## ArcHydro : 2- Preparing a corrected DTM for hydrology – Part 1

A  Digital Terrain Model is a representation of the elevations of a territory. Each cell (pixel) of this DTM contains a height value. According to the generation means used for the surface and the allocated size ofr the cells, the height assigned to each one is more or less close to the exact reality.

If you want to use the DTM for a 3D view of the territory (ith ArcScene, for example), you can use it as it is and without any special precaution. By cons, if you want to model the water flow on the surface of this territory, the first thing to do, and the most important is to correct and adapt it to this objective.

What you will be doing during this step will define the quality of the results obtained regarding the watersheds and the different hydrological calculations available. Continue reading “ArcHydro : 2- Preparing a corrected DTM for hydrology – Part 1”

## Hydrology with a GIS, for the Dummies (that we are): calculation of the flow (4)

In the last three articles, we have discussed an example of application for each of the main methods for calculating the flow of a watershed. Although they are quite self-explanatory, we must go through a little theory to complete the subject.
First of all, let’s see what happens with the most widespread method, mainly used for all ArcGis hydrological calculations, the D8 method. Continue reading “Hydrology with a GIS, for the Dummies (that we are): calculation of the flow (4)”

## Hydrology with a GIS, for the Dummies (that we are): calculation of the flow (3)

In the two previous articles ( Hydrology with a GIS, for Dummies (that we are): calculation of the flow (1)   and   Hydrology with a GIS, for the nulls (that we are): calculation of the flow (2 ) we have approached three methods to calculate the flow of flow: two one-dimensional methods (D8 and Rho8) and a two-dimensional method (MFD).

Now we will discuss a variation of the most widespread method (D8) which we addressed first. Continue reading “Hydrology with a GIS, for the Dummies (that we are): calculation of the flow (3)”

## Bivariate display with ArcGis

It is not easy to visualize a bivariate map with ArcGis , i.e a map where the entities are categorized according to two variables located in two independent layers.

The colour assigned to each entity responds to a colour scale along two axes, X and Y:

Therefore each layer must be classified according to four classes. The entities which belong to the first class of each of the layers share the colour located at the bottom and left, those belonging to the strongest class of each layer will have the colour located at the top and on the right. Continue reading “Bivariate display with ArcGis”

## How to integrate free marine and terrestrial weather forecasts into QGis

In the previous article we discussed How to integrate free marine and terrestrial weather forecasts into ArcGis.
In this article we will discuss how to integrate weather forecasts into a QGis project . We will use marine forecast data for 8 days. These data is provided by the companies   NASCA   and   ACTIMAR , via the products  enav-forecast . Besides the software that employs and shares these forecasts for consultation and analysis ( enav-viewer ,   enav-forecast ,   enav-forecast for iPhone ,   enav -Pilot ), these companies also provides you with access to data via a WFS connection.

What data is available?

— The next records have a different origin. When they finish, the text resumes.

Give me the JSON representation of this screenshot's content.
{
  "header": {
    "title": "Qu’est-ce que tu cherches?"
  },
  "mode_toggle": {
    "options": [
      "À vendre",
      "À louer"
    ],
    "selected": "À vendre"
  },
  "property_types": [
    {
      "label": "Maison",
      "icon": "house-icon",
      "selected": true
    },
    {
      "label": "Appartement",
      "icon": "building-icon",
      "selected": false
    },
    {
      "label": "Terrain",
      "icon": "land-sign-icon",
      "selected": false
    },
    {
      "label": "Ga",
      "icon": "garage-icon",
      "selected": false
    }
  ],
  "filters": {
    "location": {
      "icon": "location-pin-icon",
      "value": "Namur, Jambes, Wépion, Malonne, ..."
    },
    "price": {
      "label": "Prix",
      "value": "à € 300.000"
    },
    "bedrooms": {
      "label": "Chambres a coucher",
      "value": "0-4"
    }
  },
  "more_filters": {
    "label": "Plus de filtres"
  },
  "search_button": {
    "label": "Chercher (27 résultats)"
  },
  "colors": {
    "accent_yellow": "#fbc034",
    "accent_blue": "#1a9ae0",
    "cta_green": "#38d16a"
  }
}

Continue reading “How to integrate free marine and terrestrial weather forecasts into QGis”